_Records excerpted from a collection_.
BEGIN

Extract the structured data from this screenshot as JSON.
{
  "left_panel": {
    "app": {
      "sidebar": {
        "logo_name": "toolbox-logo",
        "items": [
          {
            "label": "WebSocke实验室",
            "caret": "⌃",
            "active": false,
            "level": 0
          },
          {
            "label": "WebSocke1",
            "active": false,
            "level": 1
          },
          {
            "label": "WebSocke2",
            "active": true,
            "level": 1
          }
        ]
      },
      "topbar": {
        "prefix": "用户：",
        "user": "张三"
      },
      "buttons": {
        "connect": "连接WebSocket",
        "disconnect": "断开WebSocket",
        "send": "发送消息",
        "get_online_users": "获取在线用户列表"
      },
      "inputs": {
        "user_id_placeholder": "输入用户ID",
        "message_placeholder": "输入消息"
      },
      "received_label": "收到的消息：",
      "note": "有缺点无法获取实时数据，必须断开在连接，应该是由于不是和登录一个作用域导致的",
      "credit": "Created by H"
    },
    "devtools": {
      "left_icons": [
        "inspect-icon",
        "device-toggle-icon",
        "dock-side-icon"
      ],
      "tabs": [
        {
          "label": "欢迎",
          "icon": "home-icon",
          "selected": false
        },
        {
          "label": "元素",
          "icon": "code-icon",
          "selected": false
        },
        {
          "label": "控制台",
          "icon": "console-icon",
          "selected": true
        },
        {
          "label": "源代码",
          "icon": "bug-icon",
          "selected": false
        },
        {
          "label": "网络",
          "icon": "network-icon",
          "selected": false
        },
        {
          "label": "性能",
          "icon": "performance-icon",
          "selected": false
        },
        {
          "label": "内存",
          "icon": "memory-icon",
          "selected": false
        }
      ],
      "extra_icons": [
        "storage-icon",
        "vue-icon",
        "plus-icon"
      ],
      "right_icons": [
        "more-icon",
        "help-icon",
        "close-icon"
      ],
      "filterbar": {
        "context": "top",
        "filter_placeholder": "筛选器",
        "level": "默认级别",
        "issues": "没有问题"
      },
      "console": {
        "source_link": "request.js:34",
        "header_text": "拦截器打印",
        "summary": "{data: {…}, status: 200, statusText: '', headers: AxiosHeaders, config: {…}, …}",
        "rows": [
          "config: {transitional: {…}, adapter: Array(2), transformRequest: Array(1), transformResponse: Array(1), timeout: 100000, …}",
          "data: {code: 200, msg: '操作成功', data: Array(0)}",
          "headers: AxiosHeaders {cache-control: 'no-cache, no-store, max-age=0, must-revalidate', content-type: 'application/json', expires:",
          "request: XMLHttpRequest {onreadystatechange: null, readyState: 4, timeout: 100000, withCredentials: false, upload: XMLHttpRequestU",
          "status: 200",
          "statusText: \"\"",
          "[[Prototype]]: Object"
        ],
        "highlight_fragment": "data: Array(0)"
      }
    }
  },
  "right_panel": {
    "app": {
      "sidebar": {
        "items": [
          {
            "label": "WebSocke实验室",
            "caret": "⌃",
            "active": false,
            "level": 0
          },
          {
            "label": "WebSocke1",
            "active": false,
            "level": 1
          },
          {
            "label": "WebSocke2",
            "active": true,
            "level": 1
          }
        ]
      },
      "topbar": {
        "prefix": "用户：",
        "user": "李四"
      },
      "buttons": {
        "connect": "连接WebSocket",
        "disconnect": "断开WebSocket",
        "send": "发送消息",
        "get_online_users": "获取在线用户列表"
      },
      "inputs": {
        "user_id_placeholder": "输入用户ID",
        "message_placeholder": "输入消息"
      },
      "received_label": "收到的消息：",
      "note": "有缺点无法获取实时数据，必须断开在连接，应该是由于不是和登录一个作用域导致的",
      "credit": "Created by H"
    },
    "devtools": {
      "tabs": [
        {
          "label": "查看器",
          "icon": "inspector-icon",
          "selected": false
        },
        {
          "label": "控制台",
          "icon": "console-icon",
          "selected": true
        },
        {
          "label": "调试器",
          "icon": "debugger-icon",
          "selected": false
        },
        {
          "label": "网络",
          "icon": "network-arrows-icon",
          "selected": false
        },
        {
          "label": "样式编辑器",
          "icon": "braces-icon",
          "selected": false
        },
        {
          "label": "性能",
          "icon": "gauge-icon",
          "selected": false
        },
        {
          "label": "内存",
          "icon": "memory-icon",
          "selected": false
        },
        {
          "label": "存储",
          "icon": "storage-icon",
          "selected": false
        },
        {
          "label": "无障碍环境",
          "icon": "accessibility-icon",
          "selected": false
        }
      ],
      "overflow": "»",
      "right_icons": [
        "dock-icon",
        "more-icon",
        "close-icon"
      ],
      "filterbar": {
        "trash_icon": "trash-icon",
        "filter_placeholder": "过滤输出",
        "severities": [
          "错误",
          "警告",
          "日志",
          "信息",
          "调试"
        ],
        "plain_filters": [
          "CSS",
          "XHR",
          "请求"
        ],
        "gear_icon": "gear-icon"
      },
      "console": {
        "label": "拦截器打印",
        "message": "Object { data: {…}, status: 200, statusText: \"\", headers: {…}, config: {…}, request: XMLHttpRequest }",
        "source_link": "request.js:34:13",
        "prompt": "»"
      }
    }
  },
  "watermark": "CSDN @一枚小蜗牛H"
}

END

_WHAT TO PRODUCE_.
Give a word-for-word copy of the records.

_ANSWER AREA_.
Extract the structured data from this screenshot as JSON.
{
  "left_panel": {
    "app": {
      "sidebar": {
        "logo_name": "toolbox-logo",
        "items": [
          {
            "label": "WebSocke实验室",
            "caret": "⌃",
            "active": false,
            "level": 0
          },
          {
            "label": "WebSocke1",
            "active": false,
            "level": 1
          },
          {
            "label": "WebSocke2",
            "active": true,
            "level": 1
          }
        ]
      },
      "topbar": {
        "prefix": "用户：",
        "user": "张三"
      },
      "buttons": {
        "connect": "连接WebSocket",
        "disconnect": "断开WebSocket",
        "send": "发送消息",
        "get_online_users": "获取在线用户列表"
      },
      "inputs": {
        "user_id_placeholder": "输入用户ID",
        "message_placeholder": "输入消息"
      },
      "received_label": "收到的消息：",
      "note": "有缺点无法获取实时数据，必须断开在连接，应该是由于不是和登录一个作用域导致的",
      "credit": "Created by H"
    },
    "devtools": {
      "left_icons": [
        "inspect-icon",
        "device-toggle-icon",
        "dock-side-icon"
      ],
      "tabs": [
        {
          "label": "欢迎",
          "icon": "home-icon",
          "selected": false
        },
        {
          "label": "元素",
          "icon": "code-icon",
          "selected": false
        },
        {
          "label": "控制台",
          "icon": "console-icon",
          "selected": true
        },
        {
          "label": "源代码",
          "icon": "bug-icon",
          "selected": false
        },
        {
          "label": "网络",
          "icon": "network-icon",
          "selected": false
        },
        {
          "label": "性能",
          "icon": "performance-icon",
          "selected": false
        },
        {
          "label": "内存",
          "icon": "memory-icon",
          "selected": false
        }
      ],
      "extra_icons": [
        "storage-icon",
        "vue-icon",
        "plus-icon"
      ],
      "right_icons": [
        "more-icon",
        "help-icon",
        "close-icon"
      ],
      "filterbar": {
        "context": "top",
        "filter_placeholder": "筛选器",
        "level": "默认级别",
        "issues": "没有问题"
      },
      "console": {
        "source_link": "request.js:34",
        "header_text": "拦截器打印",
        "summary": "{data: {…}, status: 200, statusText: '', headers: AxiosHeaders, config: {…}, …}",
        "rows": [
          "config: {transitional: {…}, adapter: Array(2), transformRequest: Array(1), transformResponse: Array(1), timeout: 100000, …}",
          "data: {code: 200, msg: '操作成功', data: Array(0)}",
          "headers: AxiosHeaders {cache-control: 'no-cache, no-store, max-age=0, must-revalidate', content-type: 'application/json', expires:",
          "request: XMLHttpRequest {onreadystatechange: null, readyState: 4, timeout: 100000, withCredentials: false, upload: XMLHttpRequestU",
          "status: 200",
          "statusText: \"\"",
          "[[Prototype]]: Object"
        ],
        "highlight_fragment": "data: Array(0)"
      }
    }
  },
  "right_panel": {
    "app": {
      "sidebar": {
        "items": [
          {
            "label": "WebSocke实验室",
            "caret": "⌃",
            "active": false,
            "level": 0
          },
          {
            "label": "WebSocke1",
            "active": false,
            "level": 1
          },
          {
            "label": "WebSocke2",
            "active": true,
            "level": 1
          }
        ]
      },
      "topbar": {
        "prefix": "用户：",
        "user": "李四"
      },
      "buttons": {
        "connect": "连接WebSocket",
        "disconnect": "断开WebSocket",
        "send": "发送消息",
        "get_online_users": "获取在线用户列表"
      },
      "inputs": {
        "user_id_placeholder": "输入用户ID",
        "message_placeholder": "输入消息"
      },
      "received_label": "收到的消息：",
      "note": "有缺点无法获取实时数据，必须断开在连接，应该是由于不是和登录一个作用域导致的",
      "credit": "Created by H"
    },
    "devtools": {
      "tabs": [
        {
          "label": "查看器",
          "icon": "inspector-icon",
          "selected": false
        },
        {
          "label": "控制台",
          "icon": "console-icon",
          "selected": true
        },
        {
          "label": "调试器",
          "icon": "debugger-icon",
          "selected": false
        },
        {
          "label": "网络",
          "icon": "network-arrows-icon",
          "selected": false
        },
        {
          "label": "样式编辑器",
          "icon": "braces-icon",
          "selected": false
        },
        {
          "label": "性能",
          "icon": "gauge-icon",
          "selected": false
        },
        {
          "label": "内存",
          "icon": "memory-icon",
          "selected": false
        },
        {
          "label": "存储",
          "icon": "storage-icon",
          "selected": false
        },
        {
          "label": "无障碍环境",
          "icon": "accessibility-icon",
          "selected": false
        }
      ],
      "overflow": "»",
      "right_icons": [
        "dock-icon",
        "more-icon",
        "close-icon"
      ],
      "filterbar": {
        "trash_icon": "trash-icon",
        "filter_placeholder": "过滤输出",
        "severities": [
          "错误",
          "警告",
          "日志",
          "信息",
          "调试"
        ],
        "plain_filters": [
          "CSS",
          "XHR",
          "请求"
        ],
        "gear_icon": "gear-icon"
      },
      "console": {
        "label": "拦截器打印",
        "message": "Object { data: {…}, status: 200, statusText: \"\", headers: {…}, config: {…}, request: XMLHttpRequest }",
        "source_link": "request.js:34:13",
        "prompt": "»"
      }
    }
  },
  "watermark": "CSDN @一枚小蜗牛H"
}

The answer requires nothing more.